### Work instruction
Word for word, repeat all of the entries below.

[Element data from apps and pages]
■ ■ ■ ■ ■ ■ ■
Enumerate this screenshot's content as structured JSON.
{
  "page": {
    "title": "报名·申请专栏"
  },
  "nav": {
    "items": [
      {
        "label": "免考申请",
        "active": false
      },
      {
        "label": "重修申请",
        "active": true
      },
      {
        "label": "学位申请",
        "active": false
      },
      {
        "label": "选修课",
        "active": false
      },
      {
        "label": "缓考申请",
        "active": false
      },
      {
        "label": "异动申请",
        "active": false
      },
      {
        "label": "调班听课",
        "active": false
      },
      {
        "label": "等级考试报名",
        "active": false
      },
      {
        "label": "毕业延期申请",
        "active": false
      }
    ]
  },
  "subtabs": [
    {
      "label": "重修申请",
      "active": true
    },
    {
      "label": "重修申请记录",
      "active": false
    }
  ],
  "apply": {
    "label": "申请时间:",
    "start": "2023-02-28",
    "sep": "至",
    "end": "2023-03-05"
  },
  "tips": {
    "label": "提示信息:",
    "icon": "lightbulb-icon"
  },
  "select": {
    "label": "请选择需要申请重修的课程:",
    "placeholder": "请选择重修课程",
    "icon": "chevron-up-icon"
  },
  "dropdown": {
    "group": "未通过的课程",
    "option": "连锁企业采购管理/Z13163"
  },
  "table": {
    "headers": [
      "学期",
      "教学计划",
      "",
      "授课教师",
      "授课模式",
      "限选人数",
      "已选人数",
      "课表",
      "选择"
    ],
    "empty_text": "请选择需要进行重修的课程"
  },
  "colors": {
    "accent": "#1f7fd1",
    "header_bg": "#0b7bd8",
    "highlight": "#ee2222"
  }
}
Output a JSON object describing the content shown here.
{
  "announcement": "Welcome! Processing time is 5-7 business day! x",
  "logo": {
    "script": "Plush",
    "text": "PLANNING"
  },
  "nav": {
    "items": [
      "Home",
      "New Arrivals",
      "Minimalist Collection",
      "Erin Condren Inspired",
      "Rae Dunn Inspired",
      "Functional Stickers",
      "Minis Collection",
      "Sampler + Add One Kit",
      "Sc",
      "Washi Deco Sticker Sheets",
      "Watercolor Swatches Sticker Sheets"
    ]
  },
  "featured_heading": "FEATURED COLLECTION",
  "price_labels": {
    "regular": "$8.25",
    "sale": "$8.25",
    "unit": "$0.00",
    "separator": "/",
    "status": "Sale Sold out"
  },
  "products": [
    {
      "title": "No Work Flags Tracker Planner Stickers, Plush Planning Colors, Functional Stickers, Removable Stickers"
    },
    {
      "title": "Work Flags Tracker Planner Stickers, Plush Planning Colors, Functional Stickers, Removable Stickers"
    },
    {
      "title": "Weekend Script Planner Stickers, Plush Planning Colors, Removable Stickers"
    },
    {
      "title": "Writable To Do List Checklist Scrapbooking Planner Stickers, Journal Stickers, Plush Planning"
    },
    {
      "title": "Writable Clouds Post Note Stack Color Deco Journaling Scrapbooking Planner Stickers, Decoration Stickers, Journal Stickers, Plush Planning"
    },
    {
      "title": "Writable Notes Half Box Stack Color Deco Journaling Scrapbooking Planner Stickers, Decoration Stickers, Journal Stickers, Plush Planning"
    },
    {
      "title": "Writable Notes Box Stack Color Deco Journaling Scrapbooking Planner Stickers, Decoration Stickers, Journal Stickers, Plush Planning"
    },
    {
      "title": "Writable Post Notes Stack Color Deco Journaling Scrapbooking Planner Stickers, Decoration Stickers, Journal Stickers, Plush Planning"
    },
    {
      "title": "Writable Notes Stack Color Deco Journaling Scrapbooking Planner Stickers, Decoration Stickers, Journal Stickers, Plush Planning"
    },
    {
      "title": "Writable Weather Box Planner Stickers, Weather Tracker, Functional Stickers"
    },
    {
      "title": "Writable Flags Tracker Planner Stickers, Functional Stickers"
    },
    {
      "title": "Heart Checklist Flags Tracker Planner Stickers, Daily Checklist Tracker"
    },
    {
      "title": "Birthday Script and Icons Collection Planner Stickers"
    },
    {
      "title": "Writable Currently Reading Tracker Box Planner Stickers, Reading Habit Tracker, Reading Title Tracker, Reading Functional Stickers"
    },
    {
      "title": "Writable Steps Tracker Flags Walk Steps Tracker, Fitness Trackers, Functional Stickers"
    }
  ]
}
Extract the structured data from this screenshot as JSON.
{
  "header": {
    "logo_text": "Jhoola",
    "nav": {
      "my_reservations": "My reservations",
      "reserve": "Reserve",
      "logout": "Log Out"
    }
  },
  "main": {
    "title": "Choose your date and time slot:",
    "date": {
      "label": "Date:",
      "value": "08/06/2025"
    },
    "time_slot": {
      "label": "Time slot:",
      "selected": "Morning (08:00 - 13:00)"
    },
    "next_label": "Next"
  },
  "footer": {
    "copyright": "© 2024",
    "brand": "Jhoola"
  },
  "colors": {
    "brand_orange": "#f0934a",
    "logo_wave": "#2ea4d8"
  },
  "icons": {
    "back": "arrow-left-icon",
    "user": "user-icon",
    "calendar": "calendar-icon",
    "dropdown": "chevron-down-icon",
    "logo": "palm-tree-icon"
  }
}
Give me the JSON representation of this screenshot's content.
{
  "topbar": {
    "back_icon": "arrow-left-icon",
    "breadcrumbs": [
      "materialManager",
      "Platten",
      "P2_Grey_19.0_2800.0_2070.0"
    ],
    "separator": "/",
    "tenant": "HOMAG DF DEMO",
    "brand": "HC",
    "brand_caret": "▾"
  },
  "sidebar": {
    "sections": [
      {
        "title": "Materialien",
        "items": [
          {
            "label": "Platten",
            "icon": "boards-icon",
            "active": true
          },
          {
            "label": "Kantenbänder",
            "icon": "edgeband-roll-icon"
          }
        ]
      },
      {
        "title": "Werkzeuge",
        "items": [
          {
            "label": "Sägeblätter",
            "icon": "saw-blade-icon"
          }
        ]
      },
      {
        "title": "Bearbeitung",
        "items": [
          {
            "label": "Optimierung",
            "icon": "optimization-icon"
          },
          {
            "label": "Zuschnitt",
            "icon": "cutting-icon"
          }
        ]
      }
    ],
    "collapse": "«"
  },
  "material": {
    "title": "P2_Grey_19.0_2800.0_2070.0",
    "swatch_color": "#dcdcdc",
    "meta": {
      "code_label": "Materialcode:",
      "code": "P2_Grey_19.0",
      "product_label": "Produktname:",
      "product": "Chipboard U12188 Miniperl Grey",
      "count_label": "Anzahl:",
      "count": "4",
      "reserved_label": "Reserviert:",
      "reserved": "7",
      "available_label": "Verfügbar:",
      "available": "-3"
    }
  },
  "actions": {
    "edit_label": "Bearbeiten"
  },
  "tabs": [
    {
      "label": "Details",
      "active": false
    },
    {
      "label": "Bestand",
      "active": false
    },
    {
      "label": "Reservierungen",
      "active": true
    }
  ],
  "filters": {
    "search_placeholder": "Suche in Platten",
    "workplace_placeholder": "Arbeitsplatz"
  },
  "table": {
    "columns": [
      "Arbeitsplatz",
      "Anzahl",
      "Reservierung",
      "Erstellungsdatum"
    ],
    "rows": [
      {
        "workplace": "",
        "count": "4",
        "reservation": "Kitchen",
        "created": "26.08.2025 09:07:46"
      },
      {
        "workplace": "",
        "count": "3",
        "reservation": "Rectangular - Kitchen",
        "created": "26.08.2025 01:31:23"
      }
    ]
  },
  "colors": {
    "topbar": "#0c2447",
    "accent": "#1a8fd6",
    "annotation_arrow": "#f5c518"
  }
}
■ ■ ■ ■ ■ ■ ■
### Answer space
Enumerate this screenshot's content as structured JSON.
{
  "page": {
    "title": "报名·申请专栏"
  },
  "nav": {
    "items": [
      {
        "label": "免考申请",
        "active": false
      },
      {
        "label": "重修申请",
        "active": true
      },
      {
        "label": "学位申请",
        "active": false
      },
      {
        "label": "选修课",
        "active": false
      },
      {
        "label": "缓考申请",
        "active": false
      },
      {
        "label": "异动申请",
        "active": false
      },
      {
        "label": "调班听课",
        "active": false
      },
      {
        "label": "等级考试报名",
        "active": false
      },
      {
        "label": "毕业延期申请",
        "active": false
      }
    ]
  },
  "subtabs": [
    {
      "label": "重修申请",
      "active": true
    },
    {
      "label": "重修申请记录",
      "active": false
    }
  ],
  "apply": {
    "label": "申请时间:",
    "start": "2023-02-28",
    "sep": "至",
    "end": "2023-03-05"
  },
  "tips": {
    "label": "提示信息:",
    "icon": "lightbulb-icon"
  },
  "select": {
    "label": "请选择需要申请重修的课程:",
    "placeholder": "请选择重修课程",
    "icon": "chevron-up-icon"
  },
  "dropdown": {
    "group": "未通过的课程",
    "option": "连锁企业采购管理/Z13163"
  },
  "table": {
    "headers": [
      "学期",
      "教学计划",
      "",
      "授课教师",
      "授课模式",
      "限选人数",
      "已选人数",
      "课表",
      "选择"
    ],
    "empty_text": "请选择需要进行重修的课程"
  },
  "colors": {
    "accent": "#1f7fd1",
    "header_bg": "#0b7bd8",
    "highlight": "#ee2222"
  }
}
Output a JSON object describing the content shown here.
{
  "announcement": "Welcome! Processing time is 5-7 business day! x",
  "logo": {
    "script": "Plush",
    "text": "PLANNING"
  },
  "nav": {
    "items": [
      "Home",
      "New Arrivals",
      "Minimalist Collection",
      "Erin Condren Inspired",
      "Rae Dunn Inspired",
      "Functional Stickers",
      "Minis Collection",
      "Sampler + Add One Kit",
      "Sc",
      "Washi Deco Sticker Sheets",
      "Watercolor Swatches Sticker Sheets"
    ]
  },
  "featured_heading": "FEATURED COLLECTION",
  "price_labels": {
    "regular": "$8.25",
    "sale": "$8.25",
    "unit": "$0.00",
    "separator": "/",
    "status": "Sale Sold out"
  },
  "products": [
    {
      "title": "No Work Flags Tracker Planner Stickers, Plush Planning Colors, Functional Stickers, Removable Stickers"
    },
    {
      "title": "Work Flags Tracker Planner Stickers, Plush Planning Colors, Functional Stickers, Removable Stickers"
    },
    {
      "title": "Weekend Script Planner Stickers, Plush Planning Colors, Removable Stickers"
    },
    {
      "title": "Writable To Do List Checklist Scrapbooking Planner Stickers, Journal Stickers, Plush Planning"
    },
    {
      "title": "Writable Clouds Post Note Stack Color Deco Journaling Scrapbooking Planner Stickers, Decoration Stickers, Journal Stickers, Plush Planning"
    },
    {
      "title": "Writable Notes Half Box Stack Color Deco Journaling Scrapbooking Planner Stickers, Decoration Stickers, Journal Stickers, Plush Planning"
    },
    {
      "title": "Writable Notes Box Stack Color Deco Journaling Scrapbooking Planner Stickers, Decoration Stickers, Journal Stickers, Plush Planning"
    },
    {
      "title": "Writable Post Notes Stack Color Deco Journaling Scrapbooking Planner Stickers, Decoration Stickers, Journal Stickers, Plush Planning"
    },
    {
      "title": "Writable Notes Stack Color Deco Journaling Scrapbooking Planner Stickers, Decoration Stickers, Journal Stickers, Plush Planning"
    },
    {
      "title": "Writable Weather Box Planner Stickers, Weather Tracker, Functional Stickers"
    },
    {
      "title": "Writable Flags Tracker Planner Stickers, Functional Stickers"
    },
    {
      "title": "Heart Checklist Flags Tracker Planner Stickers, Daily Checklist Tracker"
    },
    {
      "title": "Birthday Script and Icons Collection Planner Stickers"
    },
    {
      "title": "Writable Currently Reading Tracker Box Planner Stickers, Reading Habit Tracker, Reading Title Tracker, Reading Functional Stickers"
    },
    {
      "title": "Writable Steps Tracker Flags Walk Steps Tracker, Fitness Trackers, Functional Stickers"
    }
  ]
}
Extract the structured data from this screenshot as JSON.
{
  "header": {
    "logo_text": "Jhoola",
    "nav": {
      "my_reservations": "My reservations",
      "reserve": "Reserve",
      "logout": "Log Out"
    }
  },
  "main": {
    "title": "Choose your date and time slot:",
    "date": {
      "label": "Date:",
      "value": "08/06/2025"
    },
    "time_slot": {
      "label": "Time slot:",
      "selected": "Morning (08:00 - 13:00)"
    },
    "next_label": "Next"
  },
  "footer": {
    "copyright": "© 2024",
    "brand": "Jhoola"
  },
  "colors": {
    "brand_orange": "#f0934a",
    "logo_wave": "#2ea4d8"
  },
  "icons": {
    "back": "arrow-left-icon",
    "user": "user-icon",
    "calendar": "calendar-icon",
    "dropdown": "chevron-down-icon",
    "logo": "palm-tree-icon"
  }
}
Give me the JSON representation of this screenshot's content.
{
  "topbar": {
    "back_icon": "arrow-left-icon",
    "breadcrumbs": [
      "materialManager",
      "Platten",
      "P2_Grey_19.0_2800.0_2070.0"
    ],
    "separator": "/",
    "tenant": "HOMAG DF DEMO",
    "brand": "HC",
    "brand_caret": "▾"
  },
  "sidebar": {
    "sections": [
      {
        "title": "Materialien",
        "items": [
          {
            "label": "Platten",
            "icon": "boards-icon",
            "active": true
          },
          {
            "label": "Kantenbänder",
            "icon": "edgeband-roll-icon"
          }
        ]
      },
      {
        "title": "Werkzeuge",
        "items": [
          {
            "label": "Sägeblätter",
            "icon": "saw-blade-icon"
          }
        ]
      },
      {
        "title": "Bearbeitung",
        "items": [
          {
            "label": "Optimierung",
            "icon": "optimization-icon"
          },
          {
            "label": "Zuschnitt",
            "icon": "cutting-icon"
          }
        ]
      }
    ],
    "collapse": "«"
  },
  "material": {
    "title": "P2_Grey_19.0_2800.0_2070.0",
    "swatch_color": "#dcdcdc",
    "meta": {
      "code_label": "Materialcode:",
      "code": "P2_Grey_19.0",
      "product_label": "Produktname:",
      "product": "Chipboard U12188 Miniperl Grey",
      "count_label": "Anzahl:",
      "count": "4",
      "reserved_label": "Reserviert:",
      "reserved": "7",
      "available_label": "Verfügbar:",
      "available": "-3"
    }
  },
  "actions": {
    "edit_label": "Bearbeiten"
  },
  "tabs": [
    {
      "label": "Details",
      "active": false
    },
    {
      "label": "Bestand",
      "active": false
    },
    {
      "label": "Reservierungen",
      "active": true
    }
  ],
  "filters": {
    "search_placeholder": "Suche in Platten",
    "workplace_placeholder": "Arbeitsplatz"
  },
  "table": {
    "columns": [
      "Arbeitsplatz",
      "Anzahl",
      "Reservierung",
      "Erstellungsdatum"
    ],
    "rows": [
      {
        "workplace": "",
        "count": "4",
        "reservation": "Kitchen",
        "created": "26.08.2025 09:07:46"
      },
      {
        "workplace": "",
        "count": "3",
        "reservation": "Rectangular - Kitchen",
        "created": "26.08.2025 01:31:23"
      }
    ]
  },
  "colors": {
    "topbar": "#0c2447",
    "accent": "#1a8fd6",
    "annotation_arrow": "#f5c518"
  }
}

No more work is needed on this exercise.